◆ Directions
Please give the count of lines below that include "transferred" and leave out everything else.

(Data for the task begins)

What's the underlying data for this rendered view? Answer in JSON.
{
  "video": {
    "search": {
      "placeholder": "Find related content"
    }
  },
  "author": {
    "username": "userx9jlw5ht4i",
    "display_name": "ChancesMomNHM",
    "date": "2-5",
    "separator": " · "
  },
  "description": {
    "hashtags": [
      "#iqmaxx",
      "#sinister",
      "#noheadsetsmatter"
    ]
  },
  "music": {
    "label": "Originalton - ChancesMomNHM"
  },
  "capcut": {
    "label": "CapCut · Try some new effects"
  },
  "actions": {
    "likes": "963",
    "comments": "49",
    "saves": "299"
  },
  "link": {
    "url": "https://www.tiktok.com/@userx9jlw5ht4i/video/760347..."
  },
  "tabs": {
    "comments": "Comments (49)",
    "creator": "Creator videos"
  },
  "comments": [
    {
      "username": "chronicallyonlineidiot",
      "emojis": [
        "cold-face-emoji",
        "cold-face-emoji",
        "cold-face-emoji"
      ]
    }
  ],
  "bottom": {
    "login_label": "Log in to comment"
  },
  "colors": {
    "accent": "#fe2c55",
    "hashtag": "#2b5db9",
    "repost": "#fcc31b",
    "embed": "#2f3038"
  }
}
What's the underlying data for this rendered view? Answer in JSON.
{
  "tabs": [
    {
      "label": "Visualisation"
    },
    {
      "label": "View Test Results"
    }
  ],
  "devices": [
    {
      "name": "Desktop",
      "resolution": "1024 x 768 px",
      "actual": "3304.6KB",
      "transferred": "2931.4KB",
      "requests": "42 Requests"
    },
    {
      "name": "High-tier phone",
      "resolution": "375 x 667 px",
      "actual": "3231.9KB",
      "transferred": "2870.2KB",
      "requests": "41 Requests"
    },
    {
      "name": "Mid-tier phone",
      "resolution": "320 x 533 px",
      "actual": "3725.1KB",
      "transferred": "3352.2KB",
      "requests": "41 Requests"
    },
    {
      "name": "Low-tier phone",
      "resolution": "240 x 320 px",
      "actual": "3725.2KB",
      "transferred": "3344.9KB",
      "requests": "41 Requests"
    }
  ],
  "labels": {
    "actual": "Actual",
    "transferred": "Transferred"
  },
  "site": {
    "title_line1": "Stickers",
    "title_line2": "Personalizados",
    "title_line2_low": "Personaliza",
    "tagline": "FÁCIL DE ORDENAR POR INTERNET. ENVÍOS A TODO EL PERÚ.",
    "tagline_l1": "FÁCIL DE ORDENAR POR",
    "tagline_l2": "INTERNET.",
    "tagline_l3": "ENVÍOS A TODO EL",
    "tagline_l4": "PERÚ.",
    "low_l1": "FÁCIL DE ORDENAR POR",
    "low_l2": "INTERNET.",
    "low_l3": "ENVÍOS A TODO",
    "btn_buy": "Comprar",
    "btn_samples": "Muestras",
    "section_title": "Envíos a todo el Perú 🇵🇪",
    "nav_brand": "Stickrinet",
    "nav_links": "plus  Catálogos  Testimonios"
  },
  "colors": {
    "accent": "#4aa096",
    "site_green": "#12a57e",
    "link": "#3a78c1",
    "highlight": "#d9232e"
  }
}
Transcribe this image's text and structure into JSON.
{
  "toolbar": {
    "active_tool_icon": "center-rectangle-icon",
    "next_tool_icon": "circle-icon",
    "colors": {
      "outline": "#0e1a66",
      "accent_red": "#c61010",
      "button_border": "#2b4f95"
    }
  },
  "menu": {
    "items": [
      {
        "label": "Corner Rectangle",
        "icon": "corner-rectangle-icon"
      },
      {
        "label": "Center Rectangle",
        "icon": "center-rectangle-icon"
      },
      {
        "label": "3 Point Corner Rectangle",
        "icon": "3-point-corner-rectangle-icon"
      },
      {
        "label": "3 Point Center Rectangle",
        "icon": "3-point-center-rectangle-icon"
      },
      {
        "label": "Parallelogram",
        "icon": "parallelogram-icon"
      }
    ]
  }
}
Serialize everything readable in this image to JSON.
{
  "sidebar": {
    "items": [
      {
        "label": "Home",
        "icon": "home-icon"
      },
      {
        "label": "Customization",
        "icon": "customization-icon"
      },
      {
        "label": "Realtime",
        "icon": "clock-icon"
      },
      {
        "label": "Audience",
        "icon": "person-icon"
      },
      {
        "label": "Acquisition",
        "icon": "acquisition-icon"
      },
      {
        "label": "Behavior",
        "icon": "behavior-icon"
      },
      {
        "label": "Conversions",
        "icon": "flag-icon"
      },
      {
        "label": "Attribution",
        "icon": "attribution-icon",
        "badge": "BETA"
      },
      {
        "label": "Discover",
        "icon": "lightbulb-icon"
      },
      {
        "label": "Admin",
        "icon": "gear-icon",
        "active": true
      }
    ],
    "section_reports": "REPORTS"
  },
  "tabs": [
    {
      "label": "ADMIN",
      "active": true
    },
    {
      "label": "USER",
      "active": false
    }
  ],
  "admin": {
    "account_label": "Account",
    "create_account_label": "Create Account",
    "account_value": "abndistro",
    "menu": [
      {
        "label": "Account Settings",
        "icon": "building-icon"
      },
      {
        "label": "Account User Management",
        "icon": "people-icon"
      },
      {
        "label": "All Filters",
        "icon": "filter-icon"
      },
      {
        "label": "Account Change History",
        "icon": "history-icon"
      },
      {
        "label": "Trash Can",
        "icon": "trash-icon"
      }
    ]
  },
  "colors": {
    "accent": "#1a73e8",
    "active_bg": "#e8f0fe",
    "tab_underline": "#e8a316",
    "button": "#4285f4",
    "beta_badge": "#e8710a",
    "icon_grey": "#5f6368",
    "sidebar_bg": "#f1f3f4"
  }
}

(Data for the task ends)

◆ Problem solution
5